Skip to main content
Premium Trial:

Request an Annual Quote

This Week in PLOS: Aug 6, 2013

A study in PLOS Genetics looks at how an individual's genetic background affects the phenotype elicited by various genetic alterations. Using a genome-wide screen for modifiers of a wing-related allele in two Drosophila melanogaster genetic backgrounds, Michigan State University researchers found that almost three-quarters of the modifiers identified had variable effects depending on the broader genetic background. "Such background dependent effects can substantially alter conclusions about how genes influence biological processes, the potential for genetic screens in alternative wild-type backgrounds identifying new loci that contribute to trait expression, and the inferences of the topology of genetic networks," the study's authors say. For more on the study, check out a related story from GenomeWeb Daily News.

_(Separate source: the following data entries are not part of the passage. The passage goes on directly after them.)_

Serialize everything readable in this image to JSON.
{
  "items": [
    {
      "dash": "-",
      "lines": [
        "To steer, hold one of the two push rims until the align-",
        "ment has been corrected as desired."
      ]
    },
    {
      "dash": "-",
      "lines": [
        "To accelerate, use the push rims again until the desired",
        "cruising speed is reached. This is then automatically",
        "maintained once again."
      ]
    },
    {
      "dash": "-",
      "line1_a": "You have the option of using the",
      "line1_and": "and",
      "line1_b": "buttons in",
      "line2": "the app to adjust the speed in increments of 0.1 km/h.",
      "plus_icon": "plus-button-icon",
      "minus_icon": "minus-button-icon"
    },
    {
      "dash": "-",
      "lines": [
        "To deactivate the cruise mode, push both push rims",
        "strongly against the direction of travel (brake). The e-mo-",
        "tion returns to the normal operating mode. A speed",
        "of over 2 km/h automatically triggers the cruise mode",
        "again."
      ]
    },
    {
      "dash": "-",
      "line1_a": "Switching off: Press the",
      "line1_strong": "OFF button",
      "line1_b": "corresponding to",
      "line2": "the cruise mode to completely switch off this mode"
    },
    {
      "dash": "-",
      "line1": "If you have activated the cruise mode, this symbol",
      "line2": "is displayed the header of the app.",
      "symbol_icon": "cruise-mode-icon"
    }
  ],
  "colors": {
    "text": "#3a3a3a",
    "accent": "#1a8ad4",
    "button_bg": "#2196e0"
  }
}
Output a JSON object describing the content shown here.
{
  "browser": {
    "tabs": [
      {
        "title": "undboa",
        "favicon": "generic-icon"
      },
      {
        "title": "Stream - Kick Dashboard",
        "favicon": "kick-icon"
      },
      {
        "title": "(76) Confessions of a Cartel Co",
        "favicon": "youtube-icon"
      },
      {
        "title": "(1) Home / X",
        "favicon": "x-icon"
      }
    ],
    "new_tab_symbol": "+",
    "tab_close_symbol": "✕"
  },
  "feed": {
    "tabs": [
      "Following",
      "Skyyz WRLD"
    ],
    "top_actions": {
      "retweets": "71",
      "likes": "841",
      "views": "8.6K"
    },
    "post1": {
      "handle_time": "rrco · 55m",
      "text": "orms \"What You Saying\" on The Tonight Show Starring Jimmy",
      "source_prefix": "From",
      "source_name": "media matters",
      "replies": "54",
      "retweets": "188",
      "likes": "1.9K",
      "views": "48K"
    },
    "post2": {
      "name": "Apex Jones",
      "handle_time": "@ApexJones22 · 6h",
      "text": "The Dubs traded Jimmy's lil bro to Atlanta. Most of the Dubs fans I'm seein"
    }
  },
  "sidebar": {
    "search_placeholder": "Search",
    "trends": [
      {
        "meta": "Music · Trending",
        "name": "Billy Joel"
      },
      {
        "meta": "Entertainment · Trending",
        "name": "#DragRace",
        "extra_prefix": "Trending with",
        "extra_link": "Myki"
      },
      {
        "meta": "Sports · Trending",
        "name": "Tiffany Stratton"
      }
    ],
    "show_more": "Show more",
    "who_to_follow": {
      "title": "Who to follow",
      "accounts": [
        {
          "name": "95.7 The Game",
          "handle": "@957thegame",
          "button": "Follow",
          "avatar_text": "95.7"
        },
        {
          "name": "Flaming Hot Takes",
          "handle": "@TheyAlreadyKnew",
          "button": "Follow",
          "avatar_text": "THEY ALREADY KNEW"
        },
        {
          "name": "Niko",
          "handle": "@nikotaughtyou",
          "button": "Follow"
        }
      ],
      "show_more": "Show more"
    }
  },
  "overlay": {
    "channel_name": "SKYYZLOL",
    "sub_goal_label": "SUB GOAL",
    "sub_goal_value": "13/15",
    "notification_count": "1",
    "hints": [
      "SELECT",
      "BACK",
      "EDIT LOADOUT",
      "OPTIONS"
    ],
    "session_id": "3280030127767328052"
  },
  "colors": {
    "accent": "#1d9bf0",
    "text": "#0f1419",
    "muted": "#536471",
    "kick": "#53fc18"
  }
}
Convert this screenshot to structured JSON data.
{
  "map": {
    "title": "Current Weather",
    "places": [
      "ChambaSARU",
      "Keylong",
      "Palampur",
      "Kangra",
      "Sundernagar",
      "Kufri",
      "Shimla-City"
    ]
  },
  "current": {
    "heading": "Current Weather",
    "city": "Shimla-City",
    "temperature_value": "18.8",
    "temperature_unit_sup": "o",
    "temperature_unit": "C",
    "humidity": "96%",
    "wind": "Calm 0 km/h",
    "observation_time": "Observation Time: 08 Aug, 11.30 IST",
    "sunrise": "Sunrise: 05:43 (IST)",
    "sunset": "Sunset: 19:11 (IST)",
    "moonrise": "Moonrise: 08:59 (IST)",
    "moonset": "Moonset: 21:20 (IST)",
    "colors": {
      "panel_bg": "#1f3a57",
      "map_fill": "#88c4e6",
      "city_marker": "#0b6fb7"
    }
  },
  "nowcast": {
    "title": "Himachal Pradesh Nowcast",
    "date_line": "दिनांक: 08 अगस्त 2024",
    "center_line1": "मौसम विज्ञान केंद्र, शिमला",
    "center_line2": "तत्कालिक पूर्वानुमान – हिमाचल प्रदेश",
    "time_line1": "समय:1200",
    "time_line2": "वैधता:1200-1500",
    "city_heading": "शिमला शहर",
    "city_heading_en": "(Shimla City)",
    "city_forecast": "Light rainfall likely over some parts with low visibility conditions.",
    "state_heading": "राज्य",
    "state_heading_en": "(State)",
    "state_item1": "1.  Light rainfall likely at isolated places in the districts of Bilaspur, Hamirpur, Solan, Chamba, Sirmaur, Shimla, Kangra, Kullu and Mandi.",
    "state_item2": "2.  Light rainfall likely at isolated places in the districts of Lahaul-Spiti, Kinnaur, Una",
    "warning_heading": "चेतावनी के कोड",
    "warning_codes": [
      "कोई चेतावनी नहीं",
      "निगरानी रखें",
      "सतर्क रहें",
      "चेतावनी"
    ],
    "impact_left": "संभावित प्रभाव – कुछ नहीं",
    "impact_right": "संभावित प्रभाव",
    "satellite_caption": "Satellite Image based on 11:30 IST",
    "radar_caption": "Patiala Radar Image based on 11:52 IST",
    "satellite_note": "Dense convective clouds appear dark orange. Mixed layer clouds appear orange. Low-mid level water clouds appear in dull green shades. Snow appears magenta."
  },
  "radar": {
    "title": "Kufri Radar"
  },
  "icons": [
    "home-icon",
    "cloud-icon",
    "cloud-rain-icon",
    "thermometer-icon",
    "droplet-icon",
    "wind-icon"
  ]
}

A large meta-analysis conducted as part of the International Collaboration for the Genomics of HIV did not unearth any variants that could be conclusively linked to HIV-1 acquisition risk, according to a study appearing in PLOS Pathogens. Investigators from Switzerland, the US, France, and elsewhere brought together SNP data from more than two dozen previous studies — representing 6,334 individuals with HIV-1 and nearly 7,500 without — in an effort to track down variants associated with HIV-1 acquisition. The initial analysis implicated two human leukocyte antigen alleles in this process, but follow-up validation work dissuaded researchers from listing them as risk loci, concluding instead that "genetic influences on HIV acquisition are either rare or have smaller effects than can be detected by this sample size."

In PLOS One, Wageningen University's Freek Bakker and colleagues describe the strategy they took to tackle the sequencing of DNA from preserved specimens of plants, fungi, and insects found at museums or herbariums. The team used multiplex, paired-end Illumina sequencing to assess the genome or exome sequences in the samples — some stretching back as far as 115 years. In the process, the researchers successfully sequenced nuclear DNA from a 43-year-old Arabidopsis thaliana sample, covering much of an existing reference assembly for the plant. They also generated exome sequence data for three fungal species going back as far as 82 years, as well as organelle sequences across the set of plant, fungus, and insect samples.